There’s a lot of talk about how to complete and choose a proper costume for a game, but there’s not much info about caring about it when a larp is over, so it may be of use to us for as long as possible (and in the best possible condition).
First of all: dry and clean from mud/dust/sand all elements which got wet or dirty. It’s crucial not to leave clothing wet, since it may easily get mouldy, thus making conservation much more difficult.
Each of the blemishes mentioned above should be dry cleaned, using a rough brush for clothing. If the clothing is made out of suede, you can also use an ordinary white eraser to get rid of stains.
Fake blood stains are another matter: depending on the used blood’s type it can either be cleaned in a washing machine or, unfortunately, the stain will remain with us forever (and that’s one of the reasons why we advise using the professional fake blood available in our store).
Homemade and poor quality “Halloween” blood can stain not only bright elements of a costume, but also skin or hair. Getting rid of it can be really challenging – one of the methods that can be of help is putting a soda paste on the stain and putting it out on the sun before washing it with a stain remover. Still, remember that such bleaching decreases a fabric’s durability – and it can leave a lasting brighter mark on colours other than white.
Blemishes created by makeup supplies (body paints etc.) should be easily cleaned in a washing machine; in the worst case, you can also soak them before washing.
Second of all: repair what was damaged. Before you put a costume away to a chest / wardrobe, it’s good to mend small tears, so the item can be ready for the next season. It’s easy to forget about it (after all, there’s a lot of time before the next game!) – and have a nasty surprise later on. It’s not worth getting angry over it: make repairs in advance, you can learn the most basic hand sewing techniques from tutorials on YouTube, or you can ask someone more experienced for help. It’s similar with damaged leather elements or boots – if the repair is beyond your capabilities, give them to a shoemaker or a leathercrafter. Remember that good, comfortable shoes are a must during a game, so don’t postpone taking care of them.
Moreover, if you often play a character equipped in a similar gear, make a list of things you should get / modify before the next game – alchemical powders, broken arrows or split bowstrings, or simply those things that you lacked during a game.

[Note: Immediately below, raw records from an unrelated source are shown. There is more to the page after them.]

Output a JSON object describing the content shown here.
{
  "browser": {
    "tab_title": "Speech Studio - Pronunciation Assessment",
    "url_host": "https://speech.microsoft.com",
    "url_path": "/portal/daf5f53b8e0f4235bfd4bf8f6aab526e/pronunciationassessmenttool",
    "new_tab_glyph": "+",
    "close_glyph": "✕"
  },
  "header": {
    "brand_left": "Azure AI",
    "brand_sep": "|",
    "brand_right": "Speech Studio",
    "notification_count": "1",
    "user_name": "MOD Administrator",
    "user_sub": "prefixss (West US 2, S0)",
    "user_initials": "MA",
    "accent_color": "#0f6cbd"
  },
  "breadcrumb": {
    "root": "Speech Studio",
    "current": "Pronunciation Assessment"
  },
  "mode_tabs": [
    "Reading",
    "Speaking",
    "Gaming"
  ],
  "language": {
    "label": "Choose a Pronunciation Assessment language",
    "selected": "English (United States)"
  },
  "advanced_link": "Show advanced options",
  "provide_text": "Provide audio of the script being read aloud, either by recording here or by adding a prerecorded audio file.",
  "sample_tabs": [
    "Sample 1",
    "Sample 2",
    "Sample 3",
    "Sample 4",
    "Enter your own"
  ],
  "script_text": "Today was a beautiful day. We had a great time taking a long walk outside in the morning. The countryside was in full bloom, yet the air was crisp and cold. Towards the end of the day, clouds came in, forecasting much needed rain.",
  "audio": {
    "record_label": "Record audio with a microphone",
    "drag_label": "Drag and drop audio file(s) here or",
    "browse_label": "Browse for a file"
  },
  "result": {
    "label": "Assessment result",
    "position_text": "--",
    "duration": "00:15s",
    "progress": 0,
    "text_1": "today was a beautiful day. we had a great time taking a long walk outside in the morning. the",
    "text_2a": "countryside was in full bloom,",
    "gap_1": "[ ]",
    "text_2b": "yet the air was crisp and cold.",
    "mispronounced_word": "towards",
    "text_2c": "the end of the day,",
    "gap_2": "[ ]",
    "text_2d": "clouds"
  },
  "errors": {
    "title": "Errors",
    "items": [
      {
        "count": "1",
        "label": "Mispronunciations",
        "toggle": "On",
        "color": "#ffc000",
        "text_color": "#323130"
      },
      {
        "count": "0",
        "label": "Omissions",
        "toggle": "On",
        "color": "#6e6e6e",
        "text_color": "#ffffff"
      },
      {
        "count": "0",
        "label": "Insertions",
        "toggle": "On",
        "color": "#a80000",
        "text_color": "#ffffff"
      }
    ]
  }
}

A bit of effort long before your next event will save you a lot of hustle and stress before a larp, when you have more important and interesting things to do – like enjoying your character sheet or getti into the plot!